GSM is the definitive worldwide standard for wireless communications. The technological development of the cellular system now approaches the mobile broadband multimedia (3G) level which will operate on a higher frequency (1.8 gigahertz). GSM 1800 is a must for Indonesia if the nation does not want to lag behind other nations in the cellular system.
The three new GSM 1800 operators will make competition in Jakarta much fiercer. Indosat and Telkom have allocated huge amounts for investment in the business.
Indosat's director for business development Budi Prasetyo said that the company invested $300 million to develop Indosat Multi Media Mobile (IM3) which will include the GSM 1800.
He said that the service, supplied by Ericsson, would be launched in mid-2001.
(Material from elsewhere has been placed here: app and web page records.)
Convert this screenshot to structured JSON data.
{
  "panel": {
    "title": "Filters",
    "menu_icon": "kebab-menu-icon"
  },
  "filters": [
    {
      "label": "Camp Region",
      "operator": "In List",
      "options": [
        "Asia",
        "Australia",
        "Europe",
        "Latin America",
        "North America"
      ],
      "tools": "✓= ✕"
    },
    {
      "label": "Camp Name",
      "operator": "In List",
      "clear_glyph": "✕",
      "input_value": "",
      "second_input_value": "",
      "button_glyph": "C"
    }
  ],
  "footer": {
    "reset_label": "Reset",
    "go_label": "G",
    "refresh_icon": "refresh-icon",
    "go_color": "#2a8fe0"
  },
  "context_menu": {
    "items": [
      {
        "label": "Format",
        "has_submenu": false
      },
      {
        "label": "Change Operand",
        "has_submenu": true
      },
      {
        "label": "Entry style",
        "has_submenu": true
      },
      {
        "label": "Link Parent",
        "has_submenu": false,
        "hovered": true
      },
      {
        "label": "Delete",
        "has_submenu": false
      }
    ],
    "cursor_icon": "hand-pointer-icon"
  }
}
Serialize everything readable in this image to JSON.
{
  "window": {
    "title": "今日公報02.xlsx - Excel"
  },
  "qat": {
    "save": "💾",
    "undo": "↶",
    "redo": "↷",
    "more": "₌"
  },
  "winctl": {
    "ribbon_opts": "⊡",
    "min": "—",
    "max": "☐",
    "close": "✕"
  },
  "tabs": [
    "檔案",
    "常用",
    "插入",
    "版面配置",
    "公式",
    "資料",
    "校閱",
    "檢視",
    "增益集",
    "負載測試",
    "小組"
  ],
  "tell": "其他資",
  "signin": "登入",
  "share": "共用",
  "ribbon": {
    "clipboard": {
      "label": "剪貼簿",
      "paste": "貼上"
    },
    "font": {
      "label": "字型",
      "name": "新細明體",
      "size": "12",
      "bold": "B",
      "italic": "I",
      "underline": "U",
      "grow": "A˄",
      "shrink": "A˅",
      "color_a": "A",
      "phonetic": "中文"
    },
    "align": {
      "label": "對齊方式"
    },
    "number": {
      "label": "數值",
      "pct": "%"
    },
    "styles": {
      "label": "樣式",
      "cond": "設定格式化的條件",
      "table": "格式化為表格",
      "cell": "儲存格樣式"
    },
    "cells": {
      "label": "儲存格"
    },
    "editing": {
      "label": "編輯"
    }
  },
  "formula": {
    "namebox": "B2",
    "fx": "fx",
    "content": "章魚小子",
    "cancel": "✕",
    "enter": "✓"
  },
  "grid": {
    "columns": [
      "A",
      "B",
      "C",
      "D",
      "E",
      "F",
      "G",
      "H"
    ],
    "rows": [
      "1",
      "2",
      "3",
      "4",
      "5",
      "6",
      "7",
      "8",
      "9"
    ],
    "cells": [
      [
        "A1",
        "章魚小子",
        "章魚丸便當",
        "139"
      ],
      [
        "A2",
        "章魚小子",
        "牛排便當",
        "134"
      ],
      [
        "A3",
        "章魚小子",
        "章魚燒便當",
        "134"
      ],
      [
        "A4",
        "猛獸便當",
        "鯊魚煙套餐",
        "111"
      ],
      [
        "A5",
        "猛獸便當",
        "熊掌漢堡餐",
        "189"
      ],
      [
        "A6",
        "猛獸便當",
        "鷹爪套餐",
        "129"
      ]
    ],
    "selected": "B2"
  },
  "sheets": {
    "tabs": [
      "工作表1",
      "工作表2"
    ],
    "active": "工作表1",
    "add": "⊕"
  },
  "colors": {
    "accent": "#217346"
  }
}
IM3, which will offer GPRS (General Package Radio Service), will have 470 Base Transceiver Stations (BTS) with a capacity of 420,000 service lines in nine locations of Bandung, Batam, Denpasar, Jakarta, Medan, Semarang, Surakarta, Surabaya and Yogyakarta.
Telkom said it allocated an investment of Rp 90.5 billion to build the cellular service. They are hopeful that the operation will be active by the last quarter of 2001 in Jakarta, Bandung and Bandarlampung and to grab 495,000 users.
In all probability there will be stiff competition between Indosat and Telkom.
The cellular service will be one of the four major lines of businesses run by Indosat after the government permitted the company to become a full network service provider.
Budi said Indosat now possessed the "4-in-1" strategy, meaning that the company would run services of mobile and wireless; Internet and multimedia; backbone; and fixed line.
He said Indosat plans to develop at least 1.6 million cellular service units and operate 3G by 2005.
The Internet service is estimated to operate in 305 cities while services of cable TV, interactive TV and on-demand service is estimated to operate in five cities by 2005.
Indosat also plans to build a backbone covering Sumatra, Java- Bali and Kalimantan-Sulawesi by 2005 and install at least 1.9 million fixed lines.
Budi said that Indosat would need some Rp 15 trillion to implement the "4-in-1" strategy. The funds will be generated by budget allocation, subsidiary sales, partnership, bonds issuance or with commercial loans.
Telkom's vice president for communications Doddy Amerudien said the company aimed to focus on information and communications services.
He quoted a report from the Boston Consulting Group last year that Indonesia had a promising future in the telecommunications sector, particularly in mobile and Internet services.
Telkom will provide more innovative services like the existing services of Telkom-Phone(P)net, Telkom-Mobile(M)Net, Telkom- View(V)Net, Telkom-Internet(I)Net and Telkom-Service(S)Net, he added. (icn)